Ashley Sahakian - raced in the Canadian Touring Car Championship in 2017. This was her rookie year in the series. She drove a Ford Mustang and was fourth in the GT Sport class, two places below her team-mate and brother, Chris Sahakian. Ashley’s best finish was third, at Mirabel. Prior to the CTCC, she did part-seasons in the Nissan Micra Cup in 2015 and 2016. She was not among the front-runners but did improve in her second year. As well as motor racing, she plays football and is a former model.

(Image copyright Getty Images)

Tuesday, 1 May 2018

Andrea Robertson


Andrea (left) with her Robertson Racing team-mates at Le Mans in 2011

Andrea Robertson is an American driver who raced at the Le Mans 24 Hours in 2011, driving a Ford GT-R MkVIII. Between 2007 and 2011, she also raced in the American Le Mans Series.

She had been a motorsport fan from a young age and was a regular at her local drag strip, where Shirley Muldowney was among the drivers she watched.

Her career path was based around aviation. She worked as an air traffic controller and met David Robertson, a pilot. They were a couple for many years before they married in 2004.

In 2007, Andrea entered three rounds of the American Le Mans Series in a Robertson Racing Panoz Esperante. Her only finish was a 23rd place at Laguna Seca. Her usual team-mates were her husband David and David Murry. The couple teamed up with Arie Luyendyk Jr for the Sebring 12 Hours but the car’s engine failed after 64 laps.

This was both Robertsons’ first foray into international-level sportscar racing. Andrea had won two local SCCA championships for Ford cars (Spec Racer) between 1999 and 2003, but had never done anything above SCCA level. They ran a team with no official manufacturer assistance. Dick Barbour did provide some help in the early stages.

In 2008, the team went back to Ford power and were now equipped with a GT-R. The car had been developed by Kevin Doran and worked on by the Robertson team themselves. They took on eight rounds. Their best finish was 19th at Detroit, although their finishing record was much improved with only three non-finishes. They were rather down on pace, but improving slowly.
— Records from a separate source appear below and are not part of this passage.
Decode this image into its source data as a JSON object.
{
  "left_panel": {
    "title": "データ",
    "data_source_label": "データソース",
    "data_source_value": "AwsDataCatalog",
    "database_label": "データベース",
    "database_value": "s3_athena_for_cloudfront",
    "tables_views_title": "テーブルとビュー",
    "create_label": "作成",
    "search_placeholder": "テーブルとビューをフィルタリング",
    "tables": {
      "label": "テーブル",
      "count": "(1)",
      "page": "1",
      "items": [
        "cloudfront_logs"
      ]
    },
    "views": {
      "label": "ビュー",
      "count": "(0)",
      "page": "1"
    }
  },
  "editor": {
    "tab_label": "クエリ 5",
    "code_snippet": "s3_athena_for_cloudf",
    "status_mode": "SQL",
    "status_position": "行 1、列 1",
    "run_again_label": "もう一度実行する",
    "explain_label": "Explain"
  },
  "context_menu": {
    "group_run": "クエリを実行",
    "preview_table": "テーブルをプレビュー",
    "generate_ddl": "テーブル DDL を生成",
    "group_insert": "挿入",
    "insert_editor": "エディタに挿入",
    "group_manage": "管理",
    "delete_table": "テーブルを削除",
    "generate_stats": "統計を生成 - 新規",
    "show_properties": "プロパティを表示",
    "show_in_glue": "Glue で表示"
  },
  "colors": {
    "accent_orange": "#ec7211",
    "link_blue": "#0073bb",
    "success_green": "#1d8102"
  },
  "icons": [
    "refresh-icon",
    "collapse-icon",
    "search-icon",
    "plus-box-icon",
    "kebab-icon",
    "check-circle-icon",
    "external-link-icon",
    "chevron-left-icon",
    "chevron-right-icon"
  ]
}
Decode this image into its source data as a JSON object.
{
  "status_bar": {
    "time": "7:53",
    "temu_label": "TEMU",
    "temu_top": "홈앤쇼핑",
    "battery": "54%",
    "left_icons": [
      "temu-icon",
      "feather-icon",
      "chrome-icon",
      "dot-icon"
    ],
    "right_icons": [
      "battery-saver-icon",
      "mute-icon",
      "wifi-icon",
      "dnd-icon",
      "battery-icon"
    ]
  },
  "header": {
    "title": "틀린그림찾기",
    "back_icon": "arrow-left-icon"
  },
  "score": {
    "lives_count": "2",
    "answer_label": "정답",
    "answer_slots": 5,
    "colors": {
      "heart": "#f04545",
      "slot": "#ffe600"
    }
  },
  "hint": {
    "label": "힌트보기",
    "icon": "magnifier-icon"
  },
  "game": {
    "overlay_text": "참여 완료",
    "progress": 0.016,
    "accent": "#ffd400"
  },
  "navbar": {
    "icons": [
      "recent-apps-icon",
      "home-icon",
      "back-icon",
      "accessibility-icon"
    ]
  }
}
In 2009 and 2010, the same team continued to drive in the ALMS, still in the Ford. 2009 started with their best Sebring run ever. The Robertsons and Murry were fourteenth overall and seventh in class. They were then eleventh at St Petersburg. The Road America race was also a good showing for them; they were 15th and within five laps of the winners. At the end of the season, Andrea did her first overseas race, entering the Okayama round of the Asian Le Mans Series in Japan.

2010 was a slightly shorter season but the team continued to put in solid results. The best of these was a 22nd place in the Sebring 12 Hours.

In 2011, Andrea drove at Le Mans, and was third in the GTE Am class. Andrea and David’s finish was a first for a husband and wife team and proved popular. They were 26th overall.

The team also entered the American Le Mans Series, and was 20th in the GT class after six races.

The Ford GT was retired after the 2011 season. Andrea also retired from driving duties. Between then and 2016, the team ran cars for other drivers in the ALMS and in local championships.

(Image from crash.net)